We're in the big smoke with The The.

Carney and Graham have today resumed filming on forthcoming rockumentary People In A Film.  Post-punk band, Wire, are working with seasoned director and producer Malcolm Boyle and award winning writer and producer Graham Duff, to create a film that has the humour, the unpredictability, the surrealist edge and creative agility of a Wire song.

Today we're privileged to be interviewing Matt Johnson and Tom Johnston of The The.  

Matt was a couple of years too young to be hit by the full impact of UK punk. His urge to make music was a matter of inner demons rather than surrounding scenes. Johnson, born in 1961 in the East End of London, is one of four sons of a pub owner. His father’s Two Puddings pub employed as musical acts the likes of David Essex, Rod Stewart, and the Small Faces, while Johnson’s uncle—who owned several London dance halls and nightclubs—promoted artists like Muddy Waters and the Kinks. This early exposure to John Lee Hooker and Screaming Lord Sutch and the excitement of live rock performance led to the 11-year-old Johnson’s formation of a band with several school friends, Roadstar.

After leaving school at age 15, Johnson was determined to pursue a career in music. He contacted just about every British record company before De Wolfe, a small publishing house in London, employed him as their tea boy and eventually assistant engineer. Absorbing every aspect of the music business he could, Johnson used his spare time to record his own demos and later placed an advertisement in New Music Express that led to an early incarnation of The The.

Tom Johnston managed The The in the late 70s and early 80’s at this point and later went on to become a cartoonist for the Evening Standard, Daily Mirror and The Sun newspapers.  He also played bass for the band. 

Following the dissolution of Wire, Graham Lewis and Bruce Gilbert started Dome, with the explicit goal of exploring. Gilbert and Lewis produced and played on two tracks on Burning Blue Soul by Matt Johnson, as they pursued their Dome-project.  The The performed concerts with Wire as well as Cabaret Voltaire, DAF, This Heat, the Birthday Party and Scritti Politti.

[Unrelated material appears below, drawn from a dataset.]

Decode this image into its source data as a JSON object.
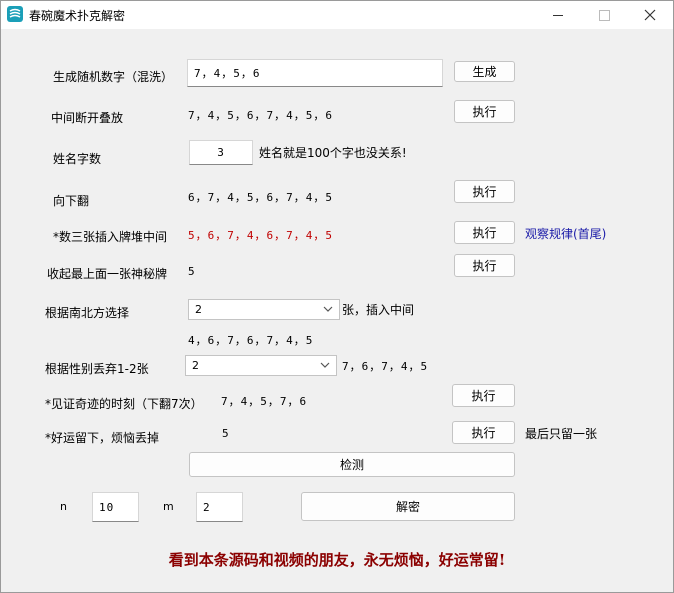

Johnson clung fiercely to his own agenda. His songwriting focuses on self-degradation, obsessive-compulsive behavior, and general anxiety about being alive. The appeal of Johnson’s music largely stems from the self-revealing language he uses throughout his lyrics. Whether the theme is political and social commentary or sexual love, he bares his soul in an achingly authentic manner.

Having moved back to East London from New York a few years ago, Matt Johnson set about building his own recording studio, setting up his own record label (Lazarus), creating his own radio broadcast (Radio Cineola) and launching his own small publishing company (51st State Press). Subsequently these last few years have seen a protracted period of intense writing, recording and photographing – for films, documentaries, exhibitions, books and spoken word projects – as Johnson combines his love of blending the visual, aural and lyrical into cinematic packages; the fruits of which are only now beginning to emerge, as a series of lovingly home-made CD/Book releases on his Cineola imprint label.